▶ **WHAT IS NEEDED**: Find every line below that contains the word "JSON" and copy it out.

▶ **INPUT**:
-- -- --
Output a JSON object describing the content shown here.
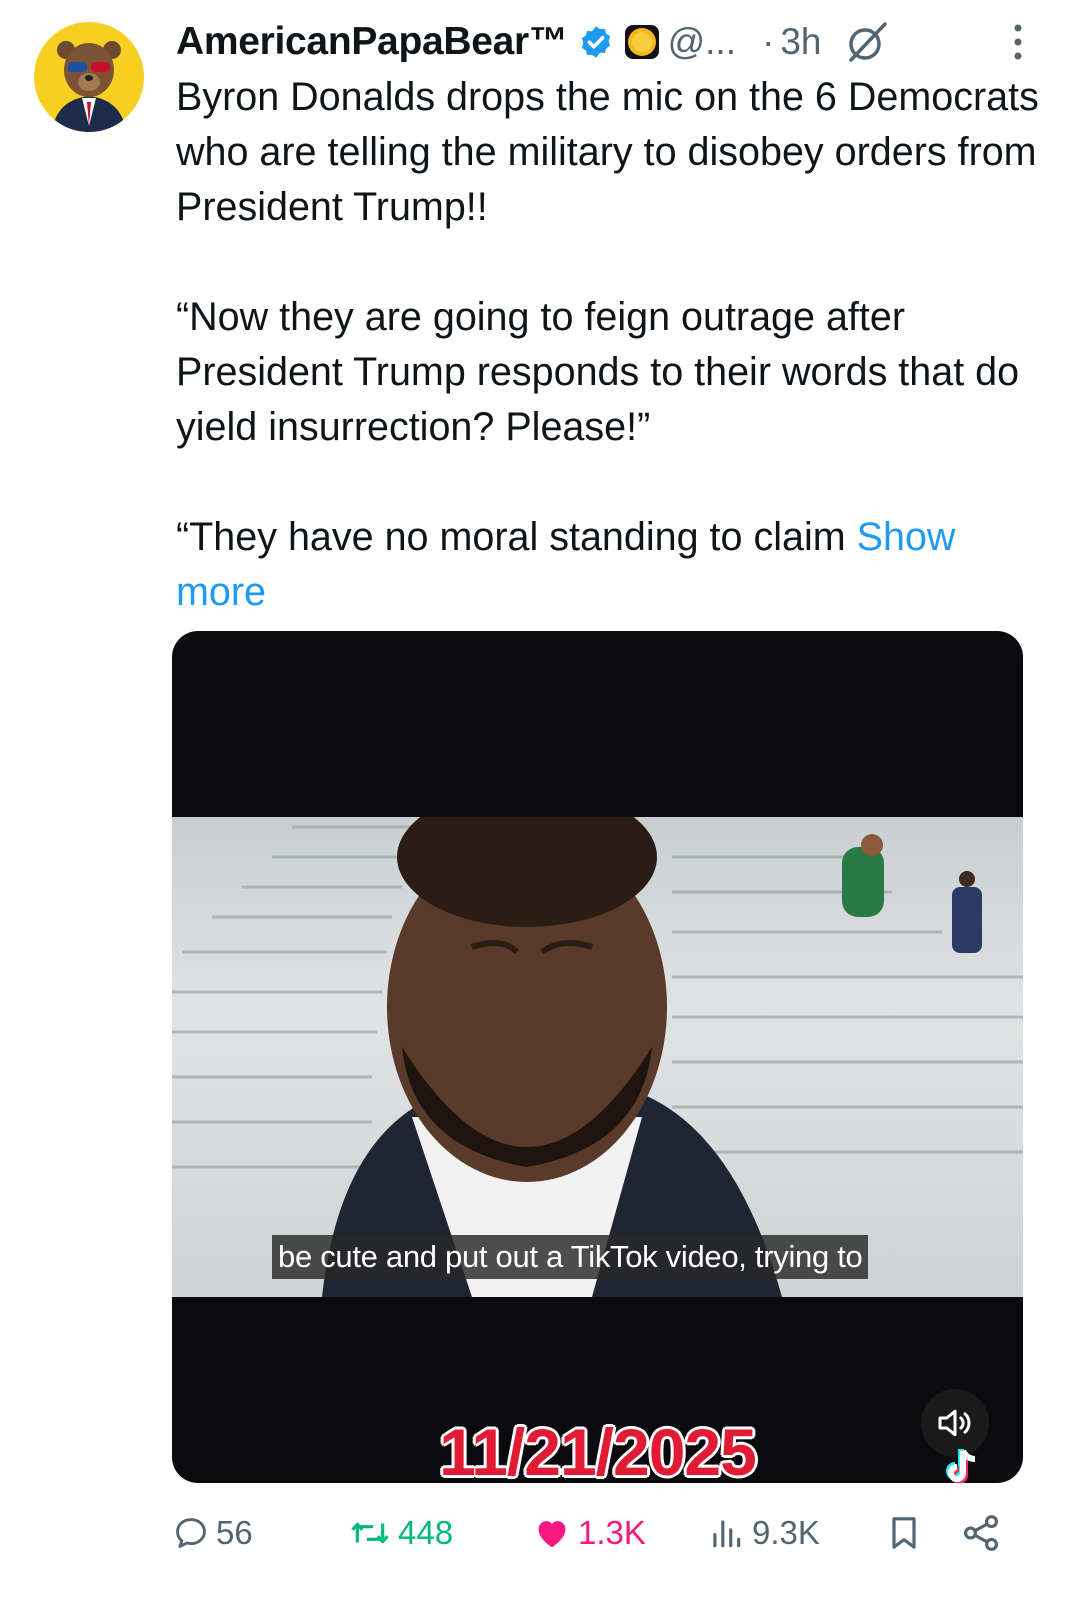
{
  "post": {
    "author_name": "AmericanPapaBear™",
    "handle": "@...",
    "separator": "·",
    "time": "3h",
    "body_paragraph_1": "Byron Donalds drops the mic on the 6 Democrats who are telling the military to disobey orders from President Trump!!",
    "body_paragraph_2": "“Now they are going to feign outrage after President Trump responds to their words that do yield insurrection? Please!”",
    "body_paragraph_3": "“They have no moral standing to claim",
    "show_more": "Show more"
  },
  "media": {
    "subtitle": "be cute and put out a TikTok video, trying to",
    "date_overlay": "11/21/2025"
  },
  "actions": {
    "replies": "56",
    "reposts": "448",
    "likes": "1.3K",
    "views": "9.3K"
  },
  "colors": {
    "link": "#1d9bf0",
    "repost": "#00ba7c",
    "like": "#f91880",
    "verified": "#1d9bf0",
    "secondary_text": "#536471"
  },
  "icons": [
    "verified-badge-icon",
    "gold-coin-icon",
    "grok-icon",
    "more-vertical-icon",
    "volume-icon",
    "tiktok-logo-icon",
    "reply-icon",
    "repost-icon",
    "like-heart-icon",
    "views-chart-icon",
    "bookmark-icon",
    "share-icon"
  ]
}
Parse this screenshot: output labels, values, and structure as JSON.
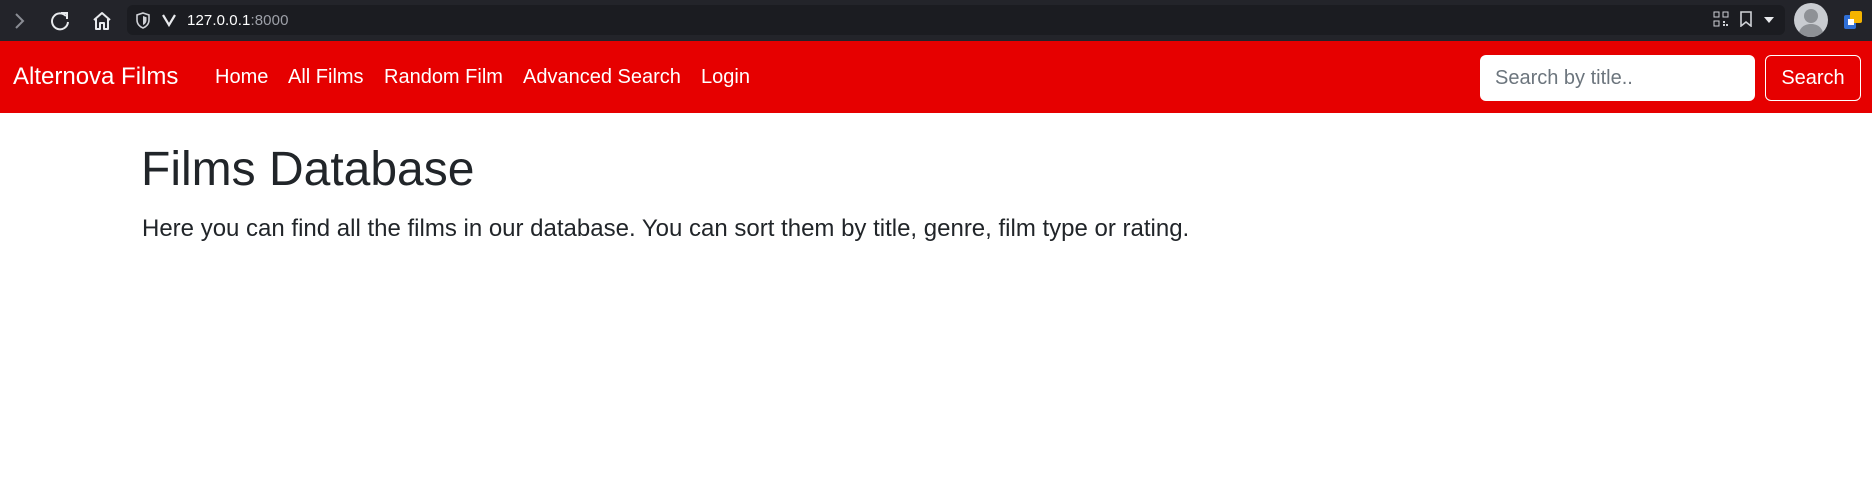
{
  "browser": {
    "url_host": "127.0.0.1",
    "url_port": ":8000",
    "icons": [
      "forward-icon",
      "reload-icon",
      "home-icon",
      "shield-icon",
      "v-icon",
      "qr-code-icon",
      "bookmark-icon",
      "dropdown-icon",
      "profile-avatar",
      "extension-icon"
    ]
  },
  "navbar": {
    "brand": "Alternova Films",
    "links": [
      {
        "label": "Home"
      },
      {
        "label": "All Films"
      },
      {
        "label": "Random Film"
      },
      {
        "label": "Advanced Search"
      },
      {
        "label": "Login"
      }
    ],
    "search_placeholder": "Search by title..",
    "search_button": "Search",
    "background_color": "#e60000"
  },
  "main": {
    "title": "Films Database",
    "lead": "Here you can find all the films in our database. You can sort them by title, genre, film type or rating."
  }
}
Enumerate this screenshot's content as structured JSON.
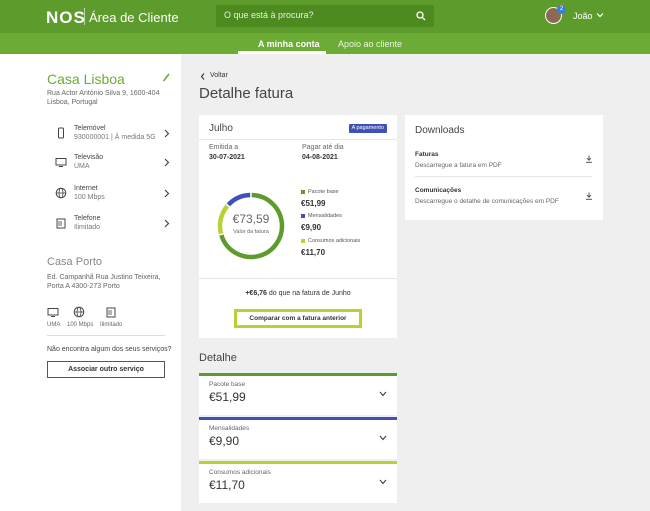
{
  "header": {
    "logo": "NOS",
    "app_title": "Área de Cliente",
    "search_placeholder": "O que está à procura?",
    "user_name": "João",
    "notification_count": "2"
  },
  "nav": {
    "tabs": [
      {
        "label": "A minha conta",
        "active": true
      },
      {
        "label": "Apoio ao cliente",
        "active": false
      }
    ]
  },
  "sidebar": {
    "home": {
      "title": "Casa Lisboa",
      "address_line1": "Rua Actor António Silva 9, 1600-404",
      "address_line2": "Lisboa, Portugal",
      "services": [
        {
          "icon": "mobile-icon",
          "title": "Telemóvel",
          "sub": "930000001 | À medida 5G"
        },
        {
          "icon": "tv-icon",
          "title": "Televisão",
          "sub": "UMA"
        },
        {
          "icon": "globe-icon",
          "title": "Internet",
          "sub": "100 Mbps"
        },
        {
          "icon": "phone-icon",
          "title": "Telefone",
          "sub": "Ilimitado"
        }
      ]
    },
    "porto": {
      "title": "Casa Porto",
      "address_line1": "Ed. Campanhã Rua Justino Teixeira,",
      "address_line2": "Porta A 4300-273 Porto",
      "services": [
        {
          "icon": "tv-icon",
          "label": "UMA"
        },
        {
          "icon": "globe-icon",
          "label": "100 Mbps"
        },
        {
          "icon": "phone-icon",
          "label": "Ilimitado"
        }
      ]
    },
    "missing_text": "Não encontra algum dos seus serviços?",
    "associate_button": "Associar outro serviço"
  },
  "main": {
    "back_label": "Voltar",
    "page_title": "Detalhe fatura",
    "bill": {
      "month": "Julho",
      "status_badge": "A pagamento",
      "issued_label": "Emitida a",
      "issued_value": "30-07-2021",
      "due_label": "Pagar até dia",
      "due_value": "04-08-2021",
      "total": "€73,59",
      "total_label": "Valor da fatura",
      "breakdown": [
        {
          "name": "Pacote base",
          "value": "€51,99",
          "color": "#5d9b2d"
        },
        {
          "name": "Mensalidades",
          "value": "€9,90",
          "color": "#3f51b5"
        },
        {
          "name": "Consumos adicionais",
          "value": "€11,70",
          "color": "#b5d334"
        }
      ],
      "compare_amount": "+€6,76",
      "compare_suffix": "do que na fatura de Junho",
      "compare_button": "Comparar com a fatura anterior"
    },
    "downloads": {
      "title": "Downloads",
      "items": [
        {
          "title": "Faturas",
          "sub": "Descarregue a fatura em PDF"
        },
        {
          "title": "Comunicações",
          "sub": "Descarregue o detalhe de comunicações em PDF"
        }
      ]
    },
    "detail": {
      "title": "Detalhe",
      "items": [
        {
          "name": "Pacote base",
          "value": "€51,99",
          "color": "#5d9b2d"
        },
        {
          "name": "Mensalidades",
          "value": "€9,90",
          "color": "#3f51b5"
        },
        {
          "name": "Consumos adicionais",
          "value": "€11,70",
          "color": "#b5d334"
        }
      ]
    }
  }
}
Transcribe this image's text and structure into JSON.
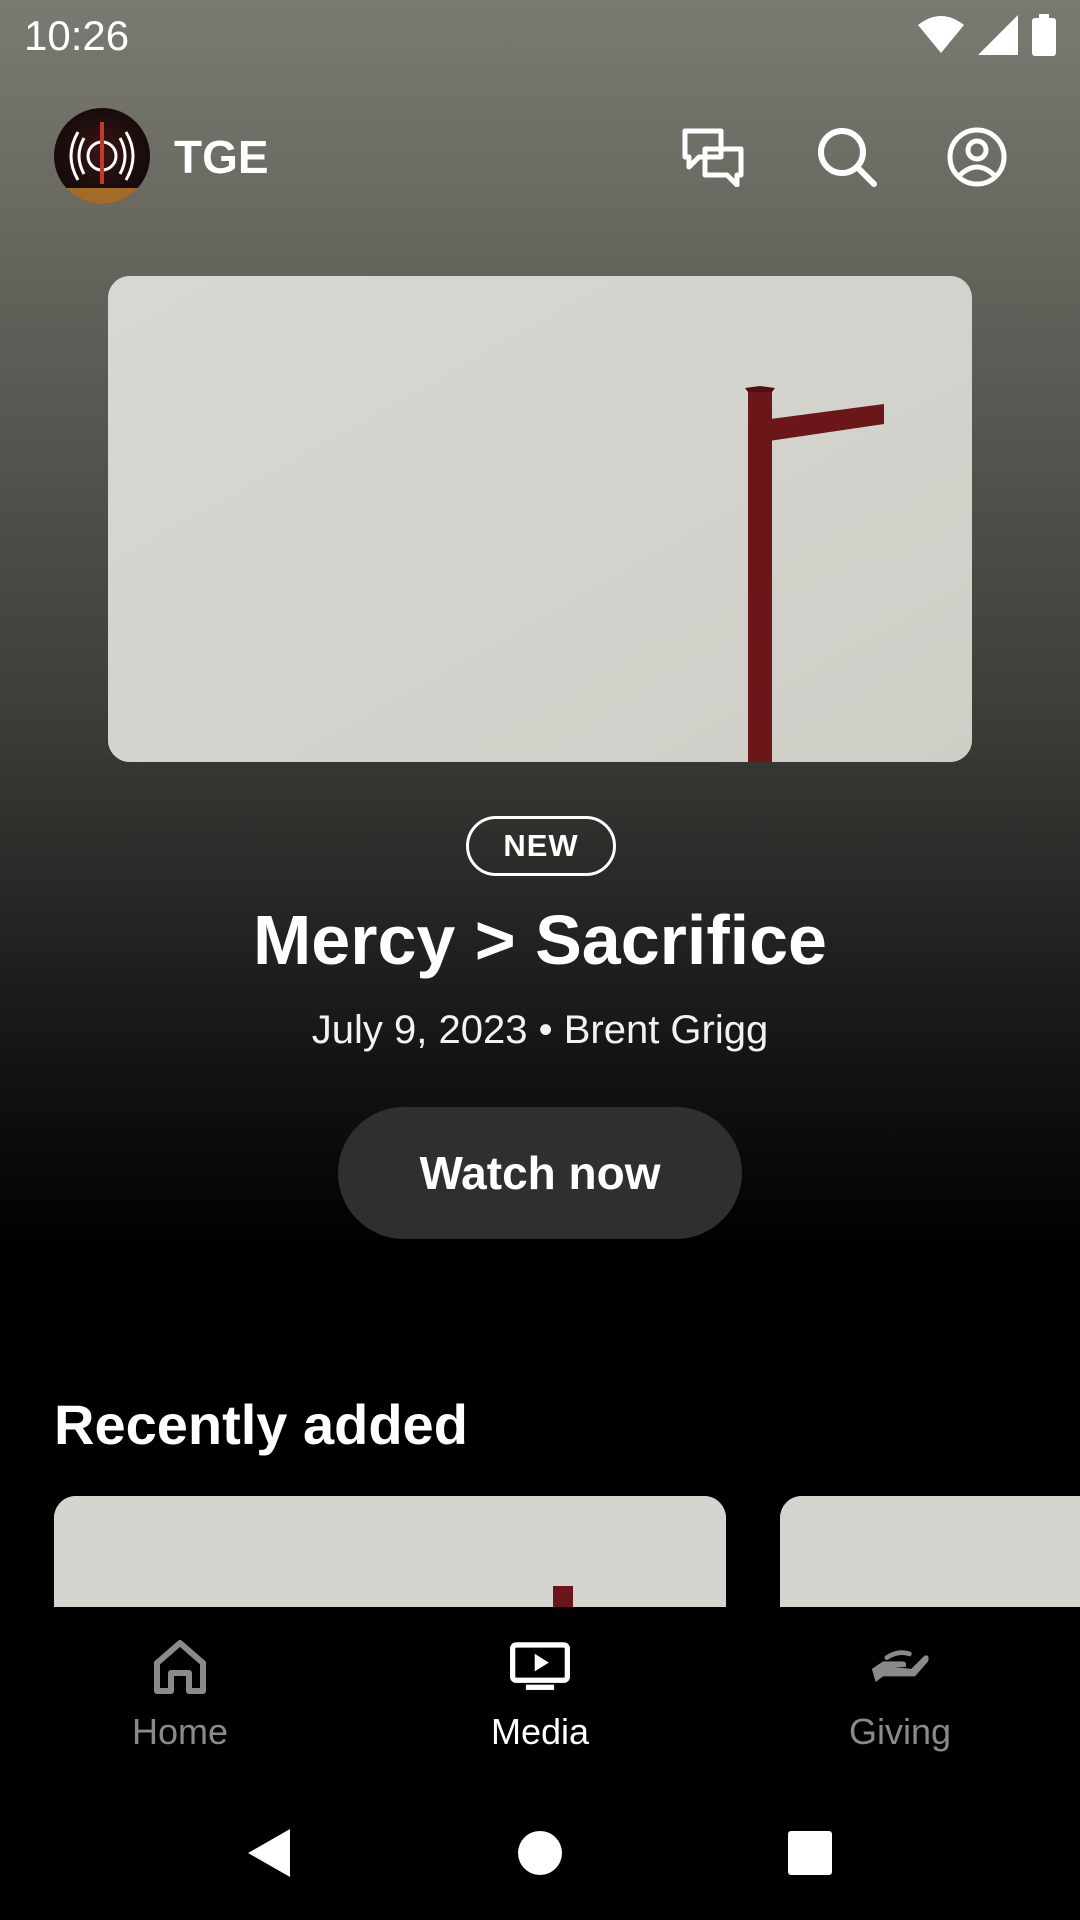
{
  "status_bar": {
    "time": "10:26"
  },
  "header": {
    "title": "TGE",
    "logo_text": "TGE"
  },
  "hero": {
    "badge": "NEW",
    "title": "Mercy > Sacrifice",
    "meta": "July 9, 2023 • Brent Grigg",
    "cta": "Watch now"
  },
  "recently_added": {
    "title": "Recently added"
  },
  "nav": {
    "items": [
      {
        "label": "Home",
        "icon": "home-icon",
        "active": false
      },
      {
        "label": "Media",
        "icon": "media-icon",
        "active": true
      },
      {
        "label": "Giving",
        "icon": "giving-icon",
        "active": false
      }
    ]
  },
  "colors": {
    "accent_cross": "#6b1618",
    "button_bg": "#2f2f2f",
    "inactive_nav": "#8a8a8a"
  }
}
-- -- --
▶ **YOUR SOLUTION**:
Output a JSON object describing the content shown here.
Parse this screenshot: output labels, values, and structure as JSON.
Enumerate this screenshot's content as structured JSON.
Transcribe this image's text and structure into JSON.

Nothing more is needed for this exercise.